**Description of the task**
Examine the entries below, count the lines holding the string "optimal", and respond with the number only.

**Records provided**

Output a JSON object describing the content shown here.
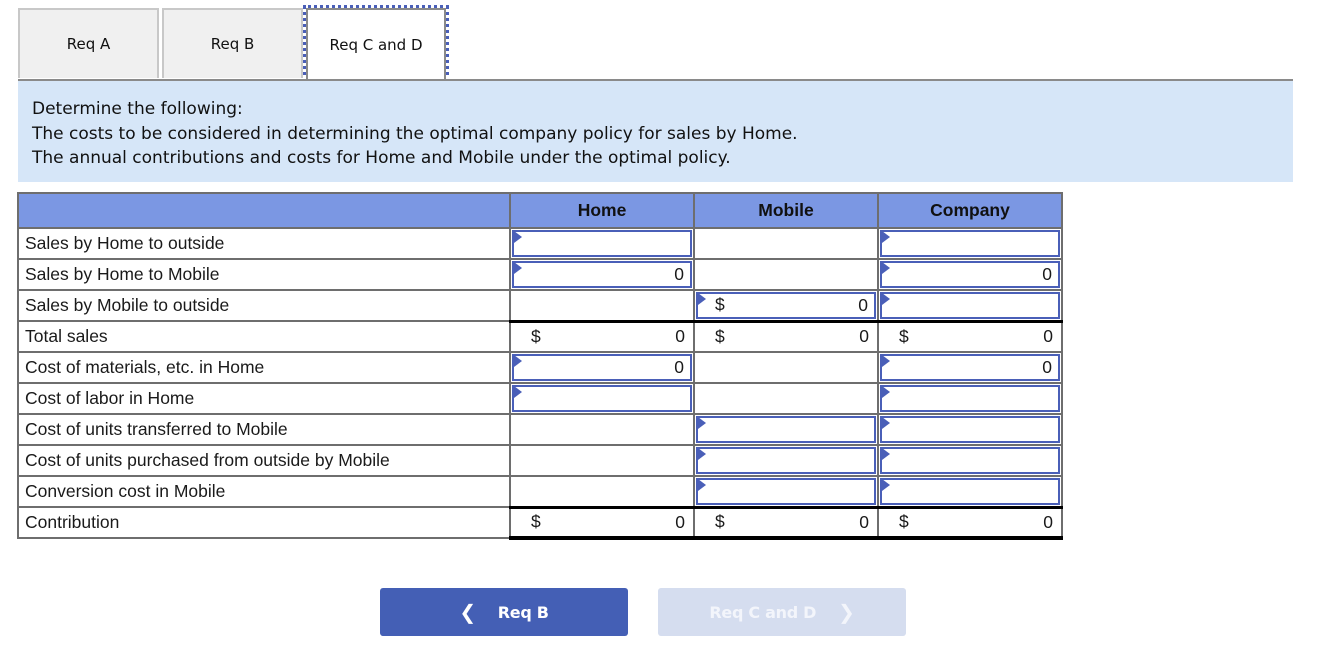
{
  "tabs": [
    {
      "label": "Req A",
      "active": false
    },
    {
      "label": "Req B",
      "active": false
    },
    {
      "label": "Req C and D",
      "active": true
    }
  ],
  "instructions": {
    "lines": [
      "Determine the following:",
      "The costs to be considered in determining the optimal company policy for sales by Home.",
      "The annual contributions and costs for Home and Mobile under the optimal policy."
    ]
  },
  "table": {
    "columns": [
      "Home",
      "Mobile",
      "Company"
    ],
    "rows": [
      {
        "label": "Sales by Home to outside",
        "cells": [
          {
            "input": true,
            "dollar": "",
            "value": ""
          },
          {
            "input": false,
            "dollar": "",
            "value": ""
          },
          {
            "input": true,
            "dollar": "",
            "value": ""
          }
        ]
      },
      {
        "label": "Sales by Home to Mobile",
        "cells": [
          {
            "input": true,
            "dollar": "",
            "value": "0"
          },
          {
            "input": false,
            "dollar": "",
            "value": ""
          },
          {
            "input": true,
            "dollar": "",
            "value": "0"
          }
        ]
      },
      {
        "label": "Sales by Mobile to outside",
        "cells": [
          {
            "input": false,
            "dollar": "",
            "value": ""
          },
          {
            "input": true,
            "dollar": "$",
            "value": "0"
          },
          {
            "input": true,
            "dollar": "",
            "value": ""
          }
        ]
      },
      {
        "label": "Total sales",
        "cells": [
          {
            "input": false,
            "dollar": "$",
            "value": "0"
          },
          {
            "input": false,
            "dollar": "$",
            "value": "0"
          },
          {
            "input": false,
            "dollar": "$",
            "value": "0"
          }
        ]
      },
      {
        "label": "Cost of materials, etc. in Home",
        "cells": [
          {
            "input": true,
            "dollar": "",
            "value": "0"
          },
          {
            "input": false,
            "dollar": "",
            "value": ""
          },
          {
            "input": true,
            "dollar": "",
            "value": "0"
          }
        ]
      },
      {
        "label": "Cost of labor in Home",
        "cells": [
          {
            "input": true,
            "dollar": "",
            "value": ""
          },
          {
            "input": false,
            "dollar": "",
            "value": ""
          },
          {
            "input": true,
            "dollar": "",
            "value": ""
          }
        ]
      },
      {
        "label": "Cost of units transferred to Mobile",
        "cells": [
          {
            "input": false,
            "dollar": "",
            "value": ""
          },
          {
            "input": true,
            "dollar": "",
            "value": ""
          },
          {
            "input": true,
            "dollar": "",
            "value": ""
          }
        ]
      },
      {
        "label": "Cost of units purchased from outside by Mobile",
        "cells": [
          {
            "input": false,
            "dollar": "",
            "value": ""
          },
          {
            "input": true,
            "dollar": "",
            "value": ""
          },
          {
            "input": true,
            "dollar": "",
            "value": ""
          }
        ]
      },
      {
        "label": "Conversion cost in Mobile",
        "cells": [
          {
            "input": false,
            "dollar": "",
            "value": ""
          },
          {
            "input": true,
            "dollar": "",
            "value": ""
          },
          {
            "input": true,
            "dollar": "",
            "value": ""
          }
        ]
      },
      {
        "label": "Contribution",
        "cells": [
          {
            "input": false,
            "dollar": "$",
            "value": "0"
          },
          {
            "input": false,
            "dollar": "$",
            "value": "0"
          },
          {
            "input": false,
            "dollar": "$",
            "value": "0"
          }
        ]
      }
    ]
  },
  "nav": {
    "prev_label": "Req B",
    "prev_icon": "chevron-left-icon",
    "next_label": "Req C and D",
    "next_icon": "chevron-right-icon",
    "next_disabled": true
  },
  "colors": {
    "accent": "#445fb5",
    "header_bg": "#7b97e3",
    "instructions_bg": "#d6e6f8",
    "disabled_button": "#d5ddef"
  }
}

**Solution to the problem**
2